Start of Records

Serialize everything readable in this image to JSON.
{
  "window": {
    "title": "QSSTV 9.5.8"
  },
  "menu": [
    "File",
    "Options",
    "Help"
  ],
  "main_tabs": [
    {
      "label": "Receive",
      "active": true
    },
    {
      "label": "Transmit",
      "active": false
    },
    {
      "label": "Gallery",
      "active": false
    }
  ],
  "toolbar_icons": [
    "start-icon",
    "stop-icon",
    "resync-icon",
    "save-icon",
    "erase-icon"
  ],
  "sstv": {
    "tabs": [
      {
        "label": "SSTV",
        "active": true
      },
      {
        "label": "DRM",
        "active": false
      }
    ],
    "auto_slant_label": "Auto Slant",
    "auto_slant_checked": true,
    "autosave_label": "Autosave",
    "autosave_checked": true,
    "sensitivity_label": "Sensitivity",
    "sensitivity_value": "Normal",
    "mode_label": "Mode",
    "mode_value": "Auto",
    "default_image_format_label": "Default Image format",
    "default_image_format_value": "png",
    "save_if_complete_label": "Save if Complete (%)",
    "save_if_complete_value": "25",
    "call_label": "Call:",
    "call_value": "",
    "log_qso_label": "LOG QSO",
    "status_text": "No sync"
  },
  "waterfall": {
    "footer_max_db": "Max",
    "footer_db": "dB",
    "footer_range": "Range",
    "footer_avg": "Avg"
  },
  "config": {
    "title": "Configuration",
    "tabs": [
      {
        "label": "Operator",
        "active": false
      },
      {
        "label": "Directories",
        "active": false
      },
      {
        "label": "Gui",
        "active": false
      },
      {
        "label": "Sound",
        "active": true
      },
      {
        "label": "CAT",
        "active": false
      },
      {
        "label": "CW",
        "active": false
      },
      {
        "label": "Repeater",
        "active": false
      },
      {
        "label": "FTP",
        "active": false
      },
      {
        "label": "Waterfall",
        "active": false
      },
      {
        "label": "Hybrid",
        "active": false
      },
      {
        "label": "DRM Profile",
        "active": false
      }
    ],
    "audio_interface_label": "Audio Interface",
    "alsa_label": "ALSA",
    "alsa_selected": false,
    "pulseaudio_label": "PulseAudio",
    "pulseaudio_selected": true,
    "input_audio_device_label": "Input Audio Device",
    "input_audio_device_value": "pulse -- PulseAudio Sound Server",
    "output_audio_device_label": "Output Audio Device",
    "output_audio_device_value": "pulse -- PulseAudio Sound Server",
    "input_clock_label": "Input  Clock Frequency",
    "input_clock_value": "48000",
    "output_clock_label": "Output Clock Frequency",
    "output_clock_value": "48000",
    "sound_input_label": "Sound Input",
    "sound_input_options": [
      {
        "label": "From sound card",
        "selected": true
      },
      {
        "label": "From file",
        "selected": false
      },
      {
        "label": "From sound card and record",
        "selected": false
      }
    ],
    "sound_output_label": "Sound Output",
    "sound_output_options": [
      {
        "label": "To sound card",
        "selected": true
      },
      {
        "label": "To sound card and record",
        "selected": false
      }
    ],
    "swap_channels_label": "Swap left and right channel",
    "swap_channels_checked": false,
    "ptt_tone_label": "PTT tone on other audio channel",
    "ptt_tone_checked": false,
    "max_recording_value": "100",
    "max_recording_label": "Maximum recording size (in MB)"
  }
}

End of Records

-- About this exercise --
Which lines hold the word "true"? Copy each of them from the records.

-- The completed task --
      "active": true
        "active": true
    "auto_slant_checked": true,
    "autosave_checked": true,
        "active": true
    "pulseaudio_selected": true,
        "selected": true
        "selected": true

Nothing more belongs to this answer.